Quote by Lewis Carroll
Day Eighteen: Favorite Birthday
I love Birthdays. Not just my own, but rather anyone’s birthday. It’s a day to celebrate a person’s existence, and there is nothing more special than that. I was instilled in me at a young age by my mom that birthdays are meant to be celebrated. Since I was a “miracle child,” my mom would always go all out for birthdays, creating elaborate parties, activities, and always had the best cakes, goodie bags, entertainment. I looked forward to my birthday every year, which is why it is so hard to choose just one as the best. I declare a three-way tie between my 16th, 18th, and 20th birthdays. Why you may ask? I’ll tell you.
16th: It was my sweet sixteen. I knew from a young age that this was going to be a good year. As the date approached, my mom and I began discussing what I might want to do. I ended up inviting six of my closest friends to a Sweet sixteen bash, which began with all of us dressing to the nines and had a stretch limo pick us up and take us to Navy Pier, where we boarded a dinner cruise, ate, and dances the evening away. A limo picked us up after and brought us back home where we had cake and ice cream, opened presents, and hung out into the wee hours of the morning. People were stopping us on the Pier asking why we were all dressed up (I was wearing a Prom dress. It was black with purple accents, I put my hair in a bun and wore a tiara. I was totally a princess for the day), and when I explained, people actually thought we were filming for MTV’s My Super Sweet Sixteen. Being a slightly self-centered sixteen year old, I let them believe it.
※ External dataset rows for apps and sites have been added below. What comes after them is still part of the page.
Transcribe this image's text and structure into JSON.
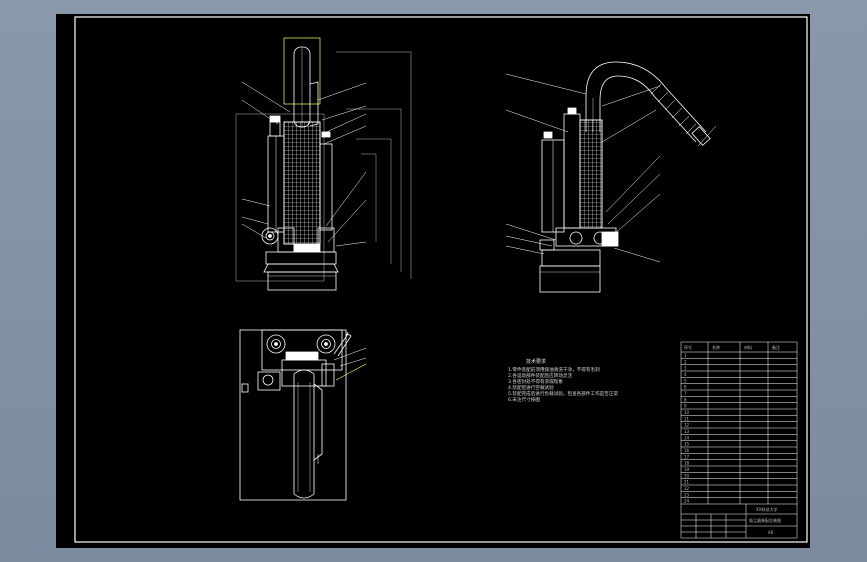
{
  "colors": {
    "background": "#8593a7",
    "sheet": "#000000",
    "line": "#ffffff",
    "balloon": "#c8c8c8",
    "accent": "#ffff66"
  },
  "notes": {
    "title": "技术要求",
    "lines": [
      "1.零件装配前须用煤油清洗干净，不得有毛刺",
      "2.各运动部件装配后应转动灵活",
      "3.各密封处不得有渗漏现象",
      "4.装配后进行空载试验",
      "5.装配完成后进行负载试验，检查各部件工作是否正常",
      "6.未注尺寸按图"
    ]
  },
  "bom": {
    "headers": [
      "序号",
      "名称",
      "材料",
      "备注"
    ],
    "rows": [
      [
        "1",
        "",
        "",
        ""
      ],
      [
        "2",
        "",
        "",
        ""
      ],
      [
        "3",
        "",
        "",
        ""
      ],
      [
        "4",
        "",
        "",
        ""
      ],
      [
        "5",
        "",
        "",
        ""
      ],
      [
        "6",
        "",
        "",
        ""
      ],
      [
        "7",
        "",
        "",
        ""
      ],
      [
        "8",
        "",
        "",
        ""
      ],
      [
        "9",
        "",
        "",
        ""
      ],
      [
        "10",
        "",
        "",
        ""
      ],
      [
        "11",
        "",
        "",
        ""
      ],
      [
        "12",
        "",
        "",
        ""
      ],
      [
        "13",
        "",
        "",
        ""
      ],
      [
        "14",
        "",
        "",
        ""
      ],
      [
        "15",
        "",
        "",
        ""
      ],
      [
        "16",
        "",
        "",
        ""
      ],
      [
        "17",
        "",
        "",
        ""
      ],
      [
        "18",
        "",
        "",
        ""
      ],
      [
        "19",
        "",
        "",
        ""
      ],
      [
        "20",
        "",
        "",
        ""
      ],
      [
        "21",
        "",
        "",
        ""
      ],
      [
        "22",
        "",
        "",
        ""
      ],
      [
        "23",
        "",
        "",
        ""
      ],
      [
        "24",
        "",
        "",
        ""
      ]
    ]
  },
  "title_block": {
    "school": "XX科技大学",
    "drawing_name": "吸尘器装配总装图",
    "sheet_no": "A0"
  }
}
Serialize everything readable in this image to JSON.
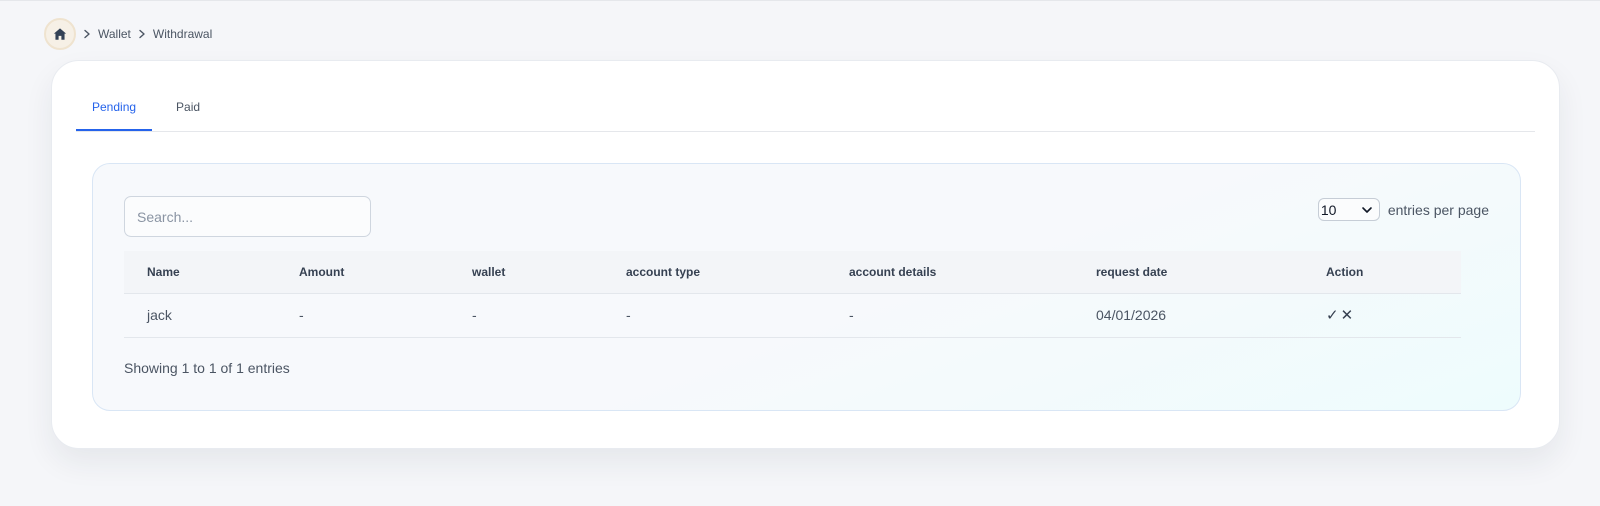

18th: The best part of my birthday wasn’t really the party, although it was fun going cosmic putt-putting and eating at Macaroni Grill with my two best friends at the time, but rather what I did the day of my birthday. As many of you know I adore Jane Austen, and my senior year of high school I had the opportunity to go to the Jane Austen Society of North America’s annual conference, which was held in Chicago that year. They had invited a few school groups to attend different workshops and hear lectures from Austen Scholars. And it happened to fall on my birthday. I spent the day absorbed in my favorite alternate world (I swear I was born in the wrong era…), learning more than I ever dreamed I would. After lunch, we all took part in a writing contest. The topic was Jane Austen’s legacy. Being the creative writer that I am, instead of writing a boring essay, I decided to write a letter as Austen to her readers today. I gave advice on choosing a suitable husband and friends, learning how to stand up for yourself no matter your rank or gender, and most importantly being true to yourself. By the time I had finished writing the letter, I had completely forgotten it was for a contest, I just had fun writing it. My creative idea paid off; I was one of the contest winners. For winning, I was able to return to the conference the following Sunday with my mom to hear more talks and have brunch. I also got to hear from the Producers of the Pride and Prejudice Musical (This is not a joke. Check it out: http://www.prideandprejudicebroadway.com/ ), as well as the actor playing Mr. Darcy, who was very attractive (but then again, how can Mr. Darcy NOT be attractive? That’s like having a dog try to become a cat. It just can’t happen). The night ended with my friends and I going to the Homecoming game, with fireworks after the game. It was a perfect way to ring in “adulthood.”
20th: My most recent birthday was super low-key, but I loved it. The previous year was the first time I wasn’t home for my birthday, which was disappointing in all respects. I was determined to make this year great, and it was. My friends and I went to a corn maze to begin with. We got lost multiple times, had a dance party in the middle of the corn field, blew bubbles with little kids, and enjoyed a beautiful crisp, fall day. We headed back to my dorm for cookie cake (which was gone by the next day. There were only five of us who ate it. Well, my best friend and I ended up eating what was left after the party. Ok, fine, I ate most of it after everyone left. It was my birthday. I can eat all the cookie cake I want!) After the cookie cake we went out to dinner, which was a bit of backwards thinking, but oh well. We went to one of the local pub type places in town and ate and hung out for quite a while. It was low-key, and it made me feel like an adult. Plus, the company was pretty great too.
I can’t wait for my birthday next year (Or shall I say this year? It is 2011.). It’s not because I’m turning 21, but because I can’t wait to see what we will all do. And yes, I will be having a party. I plan on throwing myself a birthday party until the day I die. After all, there’s only one of me, so let’s celebrate that. 🙂